Castro launched 23 shots to the 15 he took in finishing with 14 points behind Ranidel de Ocampo (24) and Ivan Johnson (23) in the opener. De Ocampo took the backseat in Game 2 with 15 points while Johnson, recently fined R150,000 for knocking down Guiao in Game 1, was also a little off from his initial numbers with 20.
Nonetheless, both Johnson and De Ocampo took practically the same number of attempts as in Game 1, revealing comparatively lower shooting percentages. Also missing were the contributions of veteran Kelly Williams (2 points), who took just 3 shots after taking 11 in the opener, and Jay Washington, benched for yet undetermined reason.
Questions abound heading to Game 3.
Will TNT continue to grant Castro as wide a latitude in offense as in Game 2 or will the Texters revert to the formula which proved successful in Game 1, using Castro more as a facilitator to spread out the ROS defense and make it more vulnerable?
Will Johnson regain his fiery form after turning up meek in Game 2? And what of Washington, who mysteriously rode the bench last Friday?
On ROS’ side, Lee’s ankle sprain poses a big problem for the E-Painters, who nevertheless showed they can turn it on when they want to in specific moments – as in the third quarter – even with their gifted playmaker on the bench.
Is Lee’s injury not as grave as feared? Or will the specter of the 2012 Governors’ Cup Finals loom over the E-Painters with the former University of the East star hobbled?

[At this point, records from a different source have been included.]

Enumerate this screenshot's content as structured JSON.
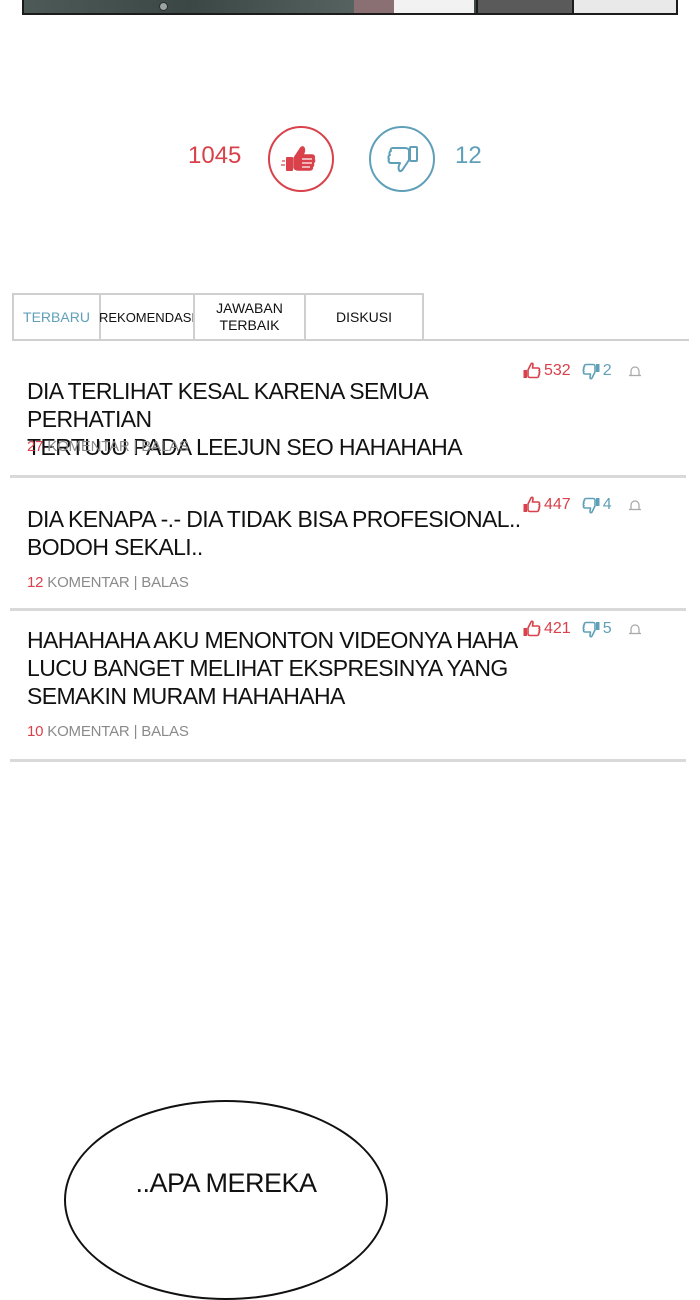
{
  "votes": {
    "like_count": "1045",
    "dislike_count": "12",
    "like_color": "#d9414b",
    "dislike_color": "#5fa0b8"
  },
  "tabs": [
    {
      "label": "TERBARU",
      "active": true
    },
    {
      "label": "REKOMENDASI",
      "active": false
    },
    {
      "label": "JAWABAN\nTERBAIK",
      "active": false
    },
    {
      "label": "DISKUSI",
      "active": false
    }
  ],
  "comments": [
    {
      "text": "DIA TERLIHAT KESAL KARENA SEMUA PERHATIAN\nTERTUJU PADA LEEJUN SEO HAHAHAHA",
      "reply_count": "27",
      "reply_label": "KOMENTAR",
      "reply_action": "BALAS",
      "likes": "532",
      "dislikes": "2"
    },
    {
      "text": "DIA KENAPA -.-  DIA TIDAK BISA PROFESIONAL..\nBODOH SEKALI..",
      "reply_count": "12",
      "reply_label": "KOMENTAR",
      "reply_action": "BALAS",
      "likes": "447",
      "dislikes": "4"
    },
    {
      "text": "HAHAHAHA AKU MENONTON VIDEONYA HAHA\nLUCU BANGET MELIHAT EKSPRESINYA YANG\nSEMAKIN MURAM HAHAHAHA",
      "reply_count": "10",
      "reply_label": "KOMENTAR",
      "reply_action": "BALAS",
      "likes": "421",
      "dislikes": "5"
    }
  ],
  "icons": {
    "like": "thumbs-up-icon",
    "dislike": "thumbs-down-icon",
    "report": "report-icon"
  },
  "comic": {
    "bubble_text": "..APA MEREKA"
  }
}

The answers just as night falls over the Big Dome. Or until Jayson Castro catches fire again.